With all the uncertainty lately with drops in household income and increased medical and child care costs, household budgets are stretched thin these days. Families are examining their expenses and how they save for the unexpected. The discussion usually leads to what to do for next time – the topic, the emergency fund.
Is an Emergency Fund Necessary?
Generally speaking, yes, an emergency fund is necessary. What form it takes can vary, but it is a good idea to have an emergency fund. Such a fund can help you avoid high-interest debt, and it helps reduce stress. After all, life is full of changes – many of them sudden and not good – and having that “cushion” can help you feel ready and calm.
How Do You Create an Emergency Fund?
First, determine your expenses. Look at three to six months’ worth of living costs and count on saving that much in a fund. This can help you keep your standard of living for a time if you lose your job, or it can cover a large expense such as vehicle repair. Then determine how long it will take you to save that much and how much you have to take out of your paycheck each month to reach that goal.
How Do You Save for Emergencies?
Once you’ve decided to save, it’s a good idea to change your mentality to put payments into the emergency fund before you pay for anything else. If you can do it by automatic deduction, go for it. See if you can have a portion of your paycheck taken out and put into a savings account. Otherwise, make it a habit to put money in your savings first and foremost, and then take care of your other expenses after.
What If You Have Low Income?
Even if you have low income, you can set aside something each month. Try saving a percentage of your income, such as 5 or 10 percent. It may take you longer, but it will accumulate.
Does It Have to Be Huge?

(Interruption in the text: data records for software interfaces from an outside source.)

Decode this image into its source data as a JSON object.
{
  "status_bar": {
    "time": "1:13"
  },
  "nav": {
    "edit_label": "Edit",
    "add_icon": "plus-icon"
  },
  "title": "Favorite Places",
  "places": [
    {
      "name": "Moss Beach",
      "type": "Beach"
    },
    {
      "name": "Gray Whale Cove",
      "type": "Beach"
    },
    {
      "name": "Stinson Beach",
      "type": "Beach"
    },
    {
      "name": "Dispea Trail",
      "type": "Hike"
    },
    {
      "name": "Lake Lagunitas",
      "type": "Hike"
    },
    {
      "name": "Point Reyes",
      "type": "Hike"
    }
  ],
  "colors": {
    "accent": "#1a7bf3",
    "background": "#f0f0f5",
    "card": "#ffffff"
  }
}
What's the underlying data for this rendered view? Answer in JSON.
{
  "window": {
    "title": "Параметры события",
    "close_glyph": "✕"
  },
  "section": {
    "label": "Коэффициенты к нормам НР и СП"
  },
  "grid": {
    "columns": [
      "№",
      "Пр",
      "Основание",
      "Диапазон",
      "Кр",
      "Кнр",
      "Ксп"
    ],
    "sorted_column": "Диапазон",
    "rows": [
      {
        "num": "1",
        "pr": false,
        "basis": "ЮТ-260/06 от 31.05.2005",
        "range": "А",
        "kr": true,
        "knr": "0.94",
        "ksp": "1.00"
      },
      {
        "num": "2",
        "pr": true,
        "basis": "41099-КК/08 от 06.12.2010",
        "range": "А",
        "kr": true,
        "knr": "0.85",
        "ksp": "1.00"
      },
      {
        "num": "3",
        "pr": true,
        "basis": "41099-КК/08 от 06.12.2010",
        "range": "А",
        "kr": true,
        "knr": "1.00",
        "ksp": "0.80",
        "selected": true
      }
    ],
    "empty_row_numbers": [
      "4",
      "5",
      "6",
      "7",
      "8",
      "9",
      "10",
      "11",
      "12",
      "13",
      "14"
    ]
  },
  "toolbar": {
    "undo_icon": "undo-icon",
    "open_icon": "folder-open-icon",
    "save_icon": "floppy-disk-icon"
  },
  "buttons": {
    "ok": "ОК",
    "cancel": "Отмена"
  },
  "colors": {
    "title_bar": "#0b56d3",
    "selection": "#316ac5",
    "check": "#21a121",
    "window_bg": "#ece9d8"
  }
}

In short, no. An emergency fund does not have to be massive – but it certainly should cover unexpected expenses. To determine the size of your fund, consider what sorts of emergencies you’d want covered by the fund. Remember that buying insurance may be a more cost-effective way to guard against emergencies, also. Evaluate the scope, likelihood, and potential cost of possible emergencies and this should give you a clearer picture of how large your fund needs to be.